◆ Material supplied
▼▼▼

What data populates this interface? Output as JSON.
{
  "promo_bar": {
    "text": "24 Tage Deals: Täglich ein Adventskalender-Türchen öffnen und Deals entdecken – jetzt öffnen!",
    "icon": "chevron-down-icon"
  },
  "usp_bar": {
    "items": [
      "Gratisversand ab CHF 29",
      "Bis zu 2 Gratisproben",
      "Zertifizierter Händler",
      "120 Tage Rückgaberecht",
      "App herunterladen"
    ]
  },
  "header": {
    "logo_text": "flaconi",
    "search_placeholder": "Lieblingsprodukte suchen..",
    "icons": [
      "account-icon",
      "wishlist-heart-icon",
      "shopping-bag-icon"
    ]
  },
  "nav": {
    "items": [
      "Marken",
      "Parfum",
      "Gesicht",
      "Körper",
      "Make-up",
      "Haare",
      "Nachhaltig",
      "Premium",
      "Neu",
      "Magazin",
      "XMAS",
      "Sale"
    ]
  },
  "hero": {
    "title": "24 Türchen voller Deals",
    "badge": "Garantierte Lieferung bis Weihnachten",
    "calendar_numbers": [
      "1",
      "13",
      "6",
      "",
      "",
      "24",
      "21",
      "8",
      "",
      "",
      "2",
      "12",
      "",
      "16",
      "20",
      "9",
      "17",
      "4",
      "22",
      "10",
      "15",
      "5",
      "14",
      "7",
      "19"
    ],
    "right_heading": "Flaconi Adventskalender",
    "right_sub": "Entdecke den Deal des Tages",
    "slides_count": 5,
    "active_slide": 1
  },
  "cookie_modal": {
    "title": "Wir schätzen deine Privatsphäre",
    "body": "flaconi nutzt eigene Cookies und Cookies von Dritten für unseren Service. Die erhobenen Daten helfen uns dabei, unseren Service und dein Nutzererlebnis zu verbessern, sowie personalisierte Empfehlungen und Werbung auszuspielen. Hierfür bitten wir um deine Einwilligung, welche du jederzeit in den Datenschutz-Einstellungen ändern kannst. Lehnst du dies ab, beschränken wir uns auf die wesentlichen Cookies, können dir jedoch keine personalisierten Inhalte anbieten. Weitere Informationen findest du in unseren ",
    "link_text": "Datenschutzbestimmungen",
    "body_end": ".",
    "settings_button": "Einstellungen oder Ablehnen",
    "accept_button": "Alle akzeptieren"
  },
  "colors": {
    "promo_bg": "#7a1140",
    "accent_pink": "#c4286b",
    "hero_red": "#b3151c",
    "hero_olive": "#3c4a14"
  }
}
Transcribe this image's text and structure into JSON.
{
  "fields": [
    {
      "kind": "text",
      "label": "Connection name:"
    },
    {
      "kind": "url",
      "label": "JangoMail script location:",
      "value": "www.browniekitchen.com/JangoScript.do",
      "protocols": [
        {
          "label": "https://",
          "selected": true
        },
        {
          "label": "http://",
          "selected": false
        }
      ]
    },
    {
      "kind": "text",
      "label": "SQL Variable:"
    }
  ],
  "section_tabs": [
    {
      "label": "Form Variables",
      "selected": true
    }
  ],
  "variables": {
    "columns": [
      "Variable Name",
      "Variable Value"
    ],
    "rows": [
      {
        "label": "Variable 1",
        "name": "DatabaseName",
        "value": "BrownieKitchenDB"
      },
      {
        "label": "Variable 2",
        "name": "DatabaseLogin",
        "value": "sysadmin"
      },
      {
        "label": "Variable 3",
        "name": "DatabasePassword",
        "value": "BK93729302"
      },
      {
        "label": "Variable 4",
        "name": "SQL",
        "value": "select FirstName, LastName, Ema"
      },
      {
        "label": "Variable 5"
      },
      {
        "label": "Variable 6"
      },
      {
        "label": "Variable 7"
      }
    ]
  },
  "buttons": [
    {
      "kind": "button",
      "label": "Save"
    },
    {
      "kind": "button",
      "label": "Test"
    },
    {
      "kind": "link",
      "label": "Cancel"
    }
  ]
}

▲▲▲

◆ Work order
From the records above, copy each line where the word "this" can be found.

◆ Finished task
What data populates this interface? Output as JSON.
Transcribe this image's text and structure into JSON.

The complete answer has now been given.